EA’s Ignite and Frostbite 3 game engines benefit from new console hardware

This might not be news to you, but your PS3 and Xbox 360 are old. Nobody’s looking to unnecessarily remind you of this fact more than Electronic Arts. The marketing of the next-gen versions of FIFA 14, Battlefield 4 and Need for Speed: Rivals take a heavy PS4 or Xbox One-shaped blunt object to your noggin, telling you the way it is. “You haven’t played our games until you’ve played them on a next generation console” is the loud message. Or more accurately, “You haven’t played FIFA 14 until you’ve played it on a next generation console. The other two, you can play on a PC” is more accurate, from an objective-observer point of view. But in the end, there’s no doubt that EA’s game engines are different beasts when not constrained by the hardware limitations of the previous generation of consoles.

Playing with fire

‘Ignite’. If there ever was a reason to play the unwitting role of early adopter in this video game charade, this is it. Exclusive first-party games aside, EA’s new sports game engine is exclusive to next gen. Be it clever marketing gimmick or the most evolved AI engine ever created, Ignite makes a difference from a visual and experiential standpoint. The idea behind ignite was to have in-game athletes think, react, move and behave like their real-world counterparts based on game situations and the environment. The additional processing capability of Sony’s and Microsoft’s consoles makes all of this possible. More than simply running smoothly at a gorgeous 1080p, the next-gen FIFA 14 experience (I got my hands-on with it on a PS4) is simply unparalleled.

After only a couple of matches, there wasn’t the slightest doubt in my mind that this was the definitive version of the game — infinitely more stable, better looking, more responsive, and simply beautiful. Animations and player collisions almost have the air of believability unlike other iterations, production and presentation quality has been turned up to eleven (the game features fully rendered 3D crowds, albeit with inferior model quality when compared to the players) — the stadiums look as good as they do in real life. Whether or not the much-touted ‘Pro Instincts’ feature brings about a drastic change in on-pitch player reactions and behaviour, I don’t know, but the generally sluggish response times (from controller movement to player reaction) have been all but eliminated. Comical clashes between players are minimised as well — AI players almost seem ‘aware’ of their position with respect to other players on the pitch, with collisions few and far between, and there’s the odd attempt made by players to actively avoid tackles, or in worst-case-scenarios, brace for impact. The standing tackle button is now all but useless, save for in the direst of circumstances, as defenders are able to win the ball back by sheer force of movement and clever positioning. If not in a deliberate attempt, EA has managed to imbue a game of FIFA 14 (on the PS4 and Xbox One) with the qualities, particularly the ebb and flow, of a real football match. There’s no question that Ignite had made this a better game in every respect.

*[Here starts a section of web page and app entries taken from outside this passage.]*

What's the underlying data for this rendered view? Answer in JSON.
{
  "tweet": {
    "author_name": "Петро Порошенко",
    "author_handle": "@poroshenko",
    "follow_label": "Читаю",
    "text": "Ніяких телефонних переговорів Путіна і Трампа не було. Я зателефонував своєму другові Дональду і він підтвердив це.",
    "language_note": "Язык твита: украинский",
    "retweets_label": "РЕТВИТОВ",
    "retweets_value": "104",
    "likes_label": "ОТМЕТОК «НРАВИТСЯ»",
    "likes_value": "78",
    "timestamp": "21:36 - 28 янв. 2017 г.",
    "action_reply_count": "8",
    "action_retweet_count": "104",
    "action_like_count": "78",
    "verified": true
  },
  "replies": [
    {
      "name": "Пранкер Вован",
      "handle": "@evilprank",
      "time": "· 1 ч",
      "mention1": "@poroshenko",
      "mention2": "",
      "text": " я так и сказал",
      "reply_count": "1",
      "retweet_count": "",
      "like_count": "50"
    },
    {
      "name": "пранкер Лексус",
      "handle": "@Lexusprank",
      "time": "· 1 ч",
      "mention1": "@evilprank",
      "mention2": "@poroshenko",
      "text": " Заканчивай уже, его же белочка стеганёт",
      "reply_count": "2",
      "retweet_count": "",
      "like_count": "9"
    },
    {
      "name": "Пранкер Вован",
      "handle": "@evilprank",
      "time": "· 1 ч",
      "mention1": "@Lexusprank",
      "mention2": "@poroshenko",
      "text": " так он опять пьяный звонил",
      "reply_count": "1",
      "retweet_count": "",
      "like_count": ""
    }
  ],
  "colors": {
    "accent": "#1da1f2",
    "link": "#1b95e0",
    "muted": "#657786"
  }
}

Like the previous generation version of FIFA, Battlefield 4 and NFS: Rivals were ‘inferior’ PS3 and Xbox 360 titles. Running at low resolutions and stripped of a lot of visual fidelity, forced 30fps frame rate cap, physics effects, and in Battlefield 4’s case, a reduced maximum multiplayer limit, the only saving grace for older console owners was the optional upgrade option to the PS4 and Xbox One. Again, there’s no doubt that the next-gen versions are better, and in Battlefield 4’s particular case, the game is almost comparable to the PC version (running on midrange hardware). The game is up-scaled to 1080p from 1600x900, runs at 60 frames and looks great on a large HDTV. NFS: Rivals is powered by the same Frostbite 3 engine that is behind Battlefield 4’s magic, but the strange 30fps cap that plagued other versions still appears to be in place. The resolution and visual fidelity of the PS4 version, however, still put the next-gen versions way ahead of the PS3 and Xbox 360.

If you own a powerful PC, perhaps Rivals and Battlefield 4 are better experienced on it — Rivals’ frame rate cap, for instance can be bypassed with a patch and BF4’s graphics settings are extremely scalable. But if you own older console versions, enjoy either of those games and have just picked up a new PS4, upgrading is a no-brainer. FIFA 14 next-gen, on the other hand, is in a league of its own. All three games are currently available for the Playstation 4 in India.